Traverse 06 - Page 34

Seven years of drought has evident- ly taken its toll. But it was the sheep shearers strike, and hard times that followed that inspired Banjo Paterson to write “Waltzing Matilda” out here in Winton in 1895. Its lyrics are sad, and end in death, but that has not stopped it becoming Australia’s unofficial na- tional anthem. Kangaroos line the roads in the dry season to lick early morning moisture from the bitumen. The unfortunate consequence, when startled by traffic, is that they leap in any direction and frequently in to the path of oncom- ing trucks and 4x4s. Local vehicles all have kangaroo bars fitted, and mo- torcyclists are given stern warnings. Some sections are heavily littered with carcasses - it’s kangaroo carnage! Emus, and wandering cattle pose a similar danger, but all make a welcome feast for the birds. Buzzards take the first pickings, then Crows, Thornbills and Spinifex pigeons follow. Further along, dead possums, wombats, boar and the odd koala add to my fascina- tion for road-kill. Road Trains pull three articulated trailers. They seem to carry anything, and everything needed for life in the outback, as well as sheep and cattle to abattoirs. They weren’t the unstop- pable menace that I had been warned about. Overtaking was easy enough as the roads had so little traffic. The Red Centre of Australia spans four states. It is an ancient landscape whose soil has worn fine but supports diverse fauna. In an engaging con- versation with an Anangu Aborigine named Leroy, I learnt to source and selects fruits such as wild fig and bush plum, as well as bake with wattle seed. I also learnt how to source water from small pools at the base of trees with roots in cracks in the rock, as signpost- ed by birds circling above. Handy tip!

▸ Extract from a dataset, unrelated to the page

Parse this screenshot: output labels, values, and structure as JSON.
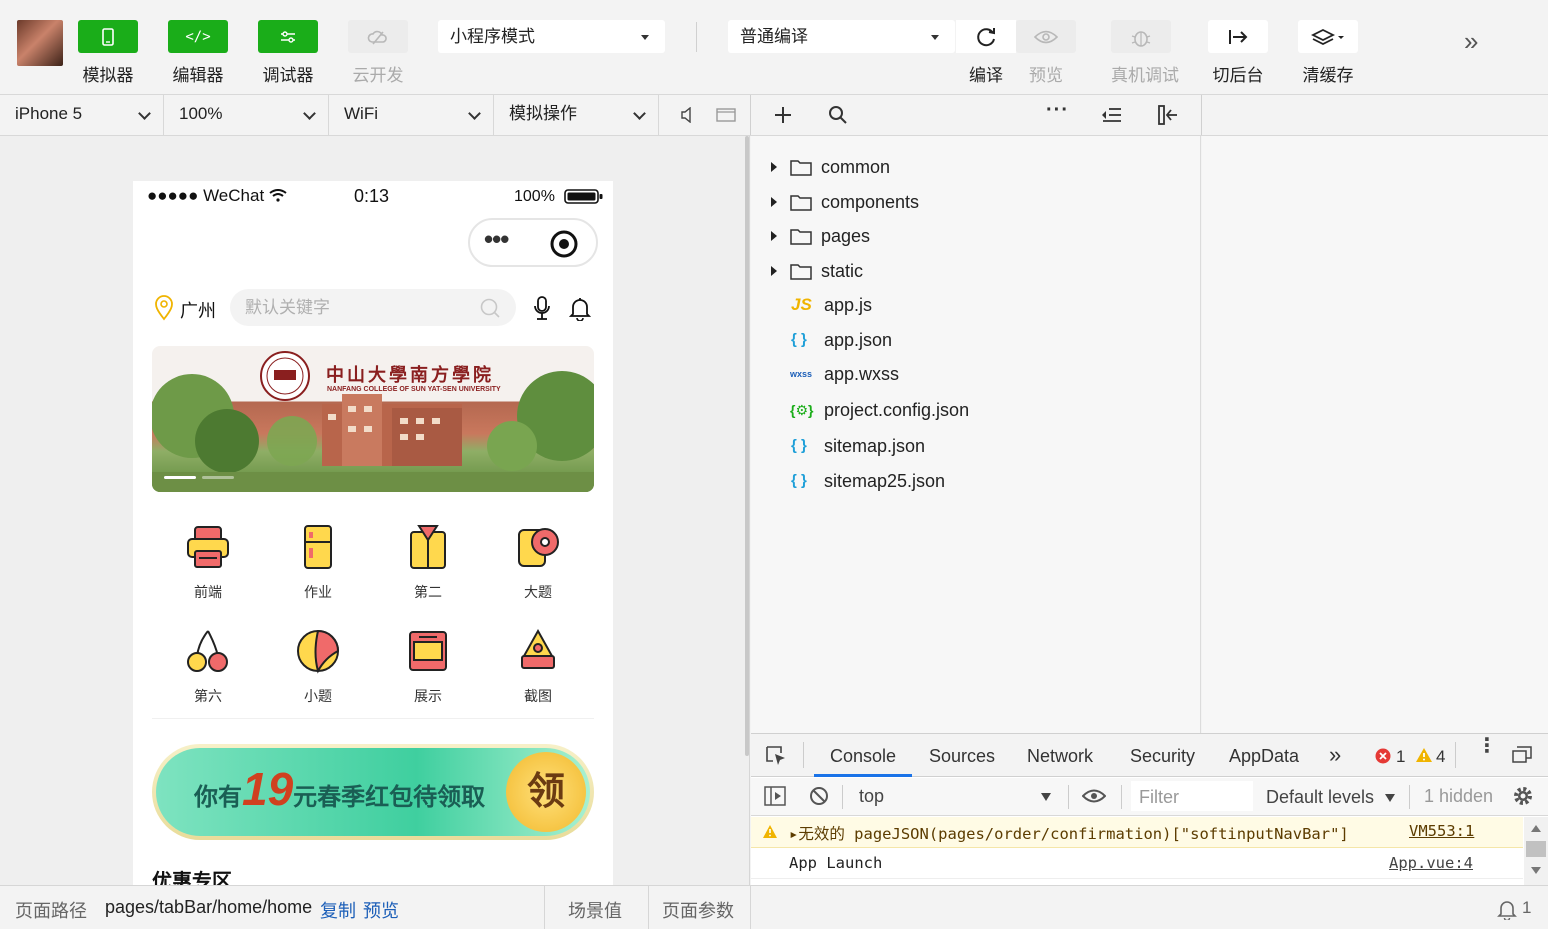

Visiting Uluru, also known as Ayres Rock, named after a British Chief Secretary of South Australia, was the prime motivation for my journey through the Outback. It’s a very big TRAVERSE 34